[[ SOURCE RECORDS, beginning ]]

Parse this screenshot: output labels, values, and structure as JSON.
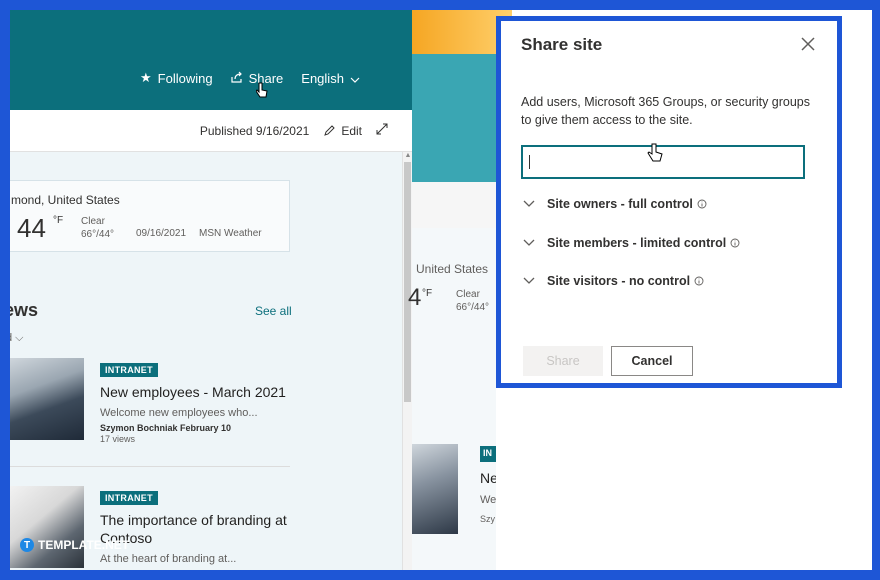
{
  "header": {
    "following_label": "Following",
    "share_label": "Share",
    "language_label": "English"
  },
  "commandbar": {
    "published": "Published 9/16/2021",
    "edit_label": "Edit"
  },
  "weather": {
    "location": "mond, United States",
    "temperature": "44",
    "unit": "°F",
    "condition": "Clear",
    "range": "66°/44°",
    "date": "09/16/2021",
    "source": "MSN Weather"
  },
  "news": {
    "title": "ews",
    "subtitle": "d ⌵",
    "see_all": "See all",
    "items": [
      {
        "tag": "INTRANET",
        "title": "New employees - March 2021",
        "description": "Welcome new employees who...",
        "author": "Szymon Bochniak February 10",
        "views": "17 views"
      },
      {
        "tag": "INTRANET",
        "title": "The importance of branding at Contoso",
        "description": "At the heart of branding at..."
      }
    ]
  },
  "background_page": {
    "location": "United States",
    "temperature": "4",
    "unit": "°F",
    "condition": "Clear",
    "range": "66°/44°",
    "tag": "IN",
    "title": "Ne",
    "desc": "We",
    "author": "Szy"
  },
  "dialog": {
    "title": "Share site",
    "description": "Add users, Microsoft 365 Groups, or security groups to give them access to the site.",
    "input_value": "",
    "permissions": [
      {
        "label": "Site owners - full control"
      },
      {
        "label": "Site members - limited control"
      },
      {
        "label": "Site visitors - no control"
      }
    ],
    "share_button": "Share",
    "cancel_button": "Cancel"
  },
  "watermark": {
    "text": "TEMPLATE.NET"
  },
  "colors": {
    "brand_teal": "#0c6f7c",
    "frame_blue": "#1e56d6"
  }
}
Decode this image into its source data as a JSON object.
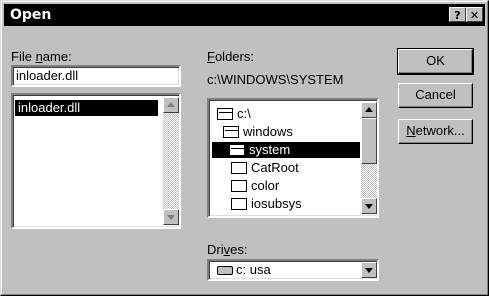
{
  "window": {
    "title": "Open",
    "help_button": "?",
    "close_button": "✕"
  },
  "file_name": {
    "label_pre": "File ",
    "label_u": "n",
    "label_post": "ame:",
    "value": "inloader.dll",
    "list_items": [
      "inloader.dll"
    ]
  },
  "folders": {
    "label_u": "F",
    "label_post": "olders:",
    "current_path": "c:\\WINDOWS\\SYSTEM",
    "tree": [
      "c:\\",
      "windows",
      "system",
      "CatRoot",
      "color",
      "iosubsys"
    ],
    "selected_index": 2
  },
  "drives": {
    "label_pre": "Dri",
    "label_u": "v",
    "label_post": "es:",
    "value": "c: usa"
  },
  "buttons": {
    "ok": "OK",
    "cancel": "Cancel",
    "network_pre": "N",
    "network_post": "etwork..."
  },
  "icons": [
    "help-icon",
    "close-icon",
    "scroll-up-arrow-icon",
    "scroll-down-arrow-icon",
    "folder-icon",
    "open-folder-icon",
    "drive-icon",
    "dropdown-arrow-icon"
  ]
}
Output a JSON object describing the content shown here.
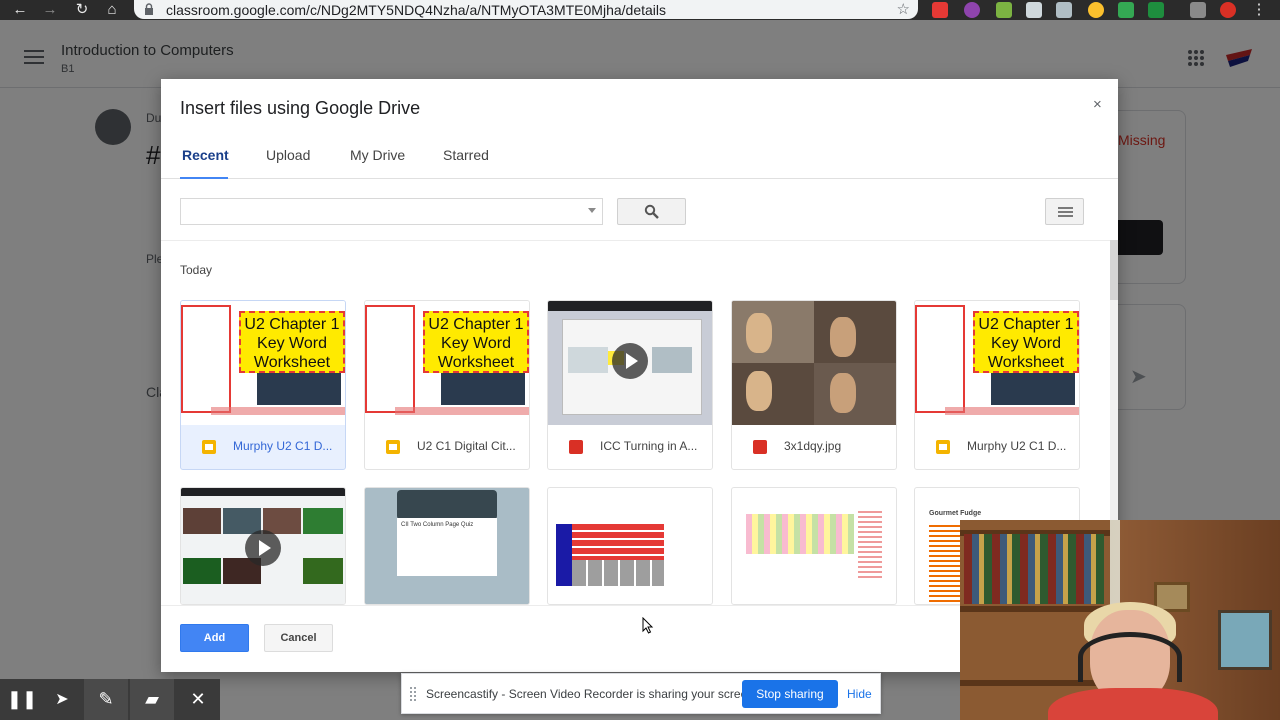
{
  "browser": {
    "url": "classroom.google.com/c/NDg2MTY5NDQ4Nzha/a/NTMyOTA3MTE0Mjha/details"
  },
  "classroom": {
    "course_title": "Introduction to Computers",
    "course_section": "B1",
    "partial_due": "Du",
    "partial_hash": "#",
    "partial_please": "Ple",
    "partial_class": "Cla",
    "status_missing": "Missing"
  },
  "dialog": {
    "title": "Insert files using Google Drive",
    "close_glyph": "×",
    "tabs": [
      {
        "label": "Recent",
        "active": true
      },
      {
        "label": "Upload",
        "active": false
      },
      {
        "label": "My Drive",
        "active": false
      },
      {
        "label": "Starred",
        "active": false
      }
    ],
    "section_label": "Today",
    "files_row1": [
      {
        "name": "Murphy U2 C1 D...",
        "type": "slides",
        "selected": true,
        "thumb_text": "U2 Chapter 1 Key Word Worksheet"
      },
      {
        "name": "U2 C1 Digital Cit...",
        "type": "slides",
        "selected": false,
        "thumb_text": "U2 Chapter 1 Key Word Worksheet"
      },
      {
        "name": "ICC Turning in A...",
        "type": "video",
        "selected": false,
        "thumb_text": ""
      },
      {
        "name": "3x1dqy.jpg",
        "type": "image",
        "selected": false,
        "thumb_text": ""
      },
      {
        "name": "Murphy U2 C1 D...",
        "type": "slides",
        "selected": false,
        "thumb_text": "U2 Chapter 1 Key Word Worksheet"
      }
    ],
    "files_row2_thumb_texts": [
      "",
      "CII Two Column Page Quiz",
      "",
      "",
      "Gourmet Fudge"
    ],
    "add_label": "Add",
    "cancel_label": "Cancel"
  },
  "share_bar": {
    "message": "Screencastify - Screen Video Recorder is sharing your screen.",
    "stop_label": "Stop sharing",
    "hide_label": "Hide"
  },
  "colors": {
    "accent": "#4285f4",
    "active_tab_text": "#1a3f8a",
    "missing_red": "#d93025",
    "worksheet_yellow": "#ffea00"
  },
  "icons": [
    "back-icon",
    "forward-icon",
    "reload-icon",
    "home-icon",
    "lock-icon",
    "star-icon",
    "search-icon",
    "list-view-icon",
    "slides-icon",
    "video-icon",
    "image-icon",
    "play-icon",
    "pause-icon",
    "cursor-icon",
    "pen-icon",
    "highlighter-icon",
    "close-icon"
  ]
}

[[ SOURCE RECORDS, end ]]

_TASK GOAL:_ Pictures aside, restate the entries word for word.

_ANSWER SPACE:_
Parse this screenshot: output labels, values, and structure as JSON.
{
  "header": {
    "following_label": "Following",
    "share_label": "Share",
    "language_label": "English"
  },
  "commandbar": {
    "published": "Published 9/16/2021",
    "edit_label": "Edit"
  },
  "weather": {
    "location": "mond, United States",
    "temperature": "44",
    "unit": "°F",
    "condition": "Clear",
    "range": "66°/44°",
    "date": "09/16/2021",
    "source": "MSN Weather"
  },
  "news": {
    "title": "ews",
    "subtitle": "d ⌵",
    "see_all": "See all",
    "items": [
      {
        "tag": "INTRANET",
        "title": "New employees - March 2021",
        "description": "Welcome new employees who...",
        "author": "Szymon Bochniak February 10",
        "views": "17 views"
      },
      {
        "tag": "INTRANET",
        "title": "The importance of branding at Contoso",
        "description": "At the heart of branding at..."
      }
    ]
  },
  "background_page": {
    "location": "United States",
    "temperature": "4",
    "unit": "°F",
    "condition": "Clear",
    "range": "66°/44°",
    "tag": "IN",
    "title": "Ne",
    "desc": "We",
    "author": "Szy"
  },
  "dialog": {
    "title": "Share site",
    "description": "Add users, Microsoft 365 Groups, or security groups to give them access to the site.",
    "input_value": "",
    "permissions": [
      {
        "label": "Site owners - full control"
      },
      {
        "label": "Site members - limited control"
      },
      {
        "label": "Site visitors - no control"
      }
    ],
    "share_button": "Share",
    "cancel_button": "Cancel"
  },
  "watermark": {
    "text": "TEMPLATE.NET"
  },
  "colors": {
    "brand_teal": "#0c6f7c",
    "frame_blue": "#1e56d6"
  }
}
Decode this image into its source data as a JSON object.
{
  "window": {
    "title": "Open",
    "help_button": "?",
    "close_button": "✕"
  },
  "file_name": {
    "label_pre": "File ",
    "label_u": "n",
    "label_post": "ame:",
    "value": "inloader.dll",
    "list_items": [
      "inloader.dll"
    ]
  },
  "folders": {
    "label_u": "F",
    "label_post": "olders:",
    "current_path": "c:\\WINDOWS\\SYSTEM",
    "tree": [
      "c:\\",
      "windows",
      "system",
      "CatRoot",
      "color",
      "iosubsys"
    ],
    "selected_index": 2
  },
  "drives": {
    "label_pre": "Dri",
    "label_u": "v",
    "label_post": "es:",
    "value": "c: usa"
  },
  "buttons": {
    "ok": "OK",
    "cancel": "Cancel",
    "network_pre": "N",
    "network_post": "etwork..."
  },
  "icons": [
    "help-icon",
    "close-icon",
    "scroll-up-arrow-icon",
    "scroll-down-arrow-icon",
    "folder-icon",
    "open-folder-icon",
    "drive-icon",
    "dropdown-arrow-icon"
  ]
}
Output a JSON object describing the content shown here.
{
  "browser": {
    "url": "classroom.google.com/c/NDg2MTY5NDQ4Nzha/a/NTMyOTA3MTE0Mjha/details"
  },
  "classroom": {
    "course_title": "Introduction to Computers",
    "course_section": "B1",
    "partial_due": "Du",
    "partial_hash": "#",
    "partial_please": "Ple",
    "partial_class": "Cla",
    "status_missing": "Missing"
  },
  "dialog": {
    "title": "Insert files using Google Drive",
    "close_glyph": "×",
    "tabs": [
      {
        "label": "Recent",
        "active": true
      },
      {
        "label": "Upload",
        "active": false
      },
      {
        "label": "My Drive",
        "active": false
      },
      {
        "label": "Starred",
        "active": false
      }
    ],
    "section_label": "Today",
    "files_row1": [
      {
        "name": "Murphy U2 C1 D...",
        "type": "slides",
        "selected": true,
        "thumb_text": "U2 Chapter 1 Key Word Worksheet"
      },
      {
        "name": "U2 C1 Digital Cit...",
        "type": "slides",
        "selected": false,
        "thumb_text": "U2 Chapter 1 Key Word Worksheet"
      },
      {
        "name": "ICC Turning in A...",
        "type": "video",
        "selected": false,
        "thumb_text": ""
      },
      {
        "name": "3x1dqy.jpg",
        "type": "image",
        "selected": false,
        "thumb_text": ""
      },
      {
        "name": "Murphy U2 C1 D...",
        "type": "slides",
        "selected": false,
        "thumb_text": "U2 Chapter 1 Key Word Worksheet"
      }
    ],
    "files_row2_thumb_texts": [
      "",
      "CII Two Column Page Quiz",
      "",
      "",
      "Gourmet Fudge"
    ],
    "add_label": "Add",
    "cancel_label": "Cancel"
  },
  "share_bar": {
    "message": "Screencastify - Screen Video Recorder is sharing your screen.",
    "stop_label": "Stop sharing",
    "hide_label": "Hide"
  },
  "colors": {
    "accent": "#4285f4",
    "active_tab_text": "#1a3f8a",
    "missing_red": "#d93025",
    "worksheet_yellow": "#ffea00"
  },
  "icons": [
    "back-icon",
    "forward-icon",
    "reload-icon",
    "home-icon",
    "lock-icon",
    "star-icon",
    "search-icon",
    "list-view-icon",
    "slides-icon",
    "video-icon",
    "image-icon",
    "play-icon",
    "pause-icon",
    "cursor-icon",
    "pen-icon",
    "highlighter-icon",
    "close-icon"
  ]
}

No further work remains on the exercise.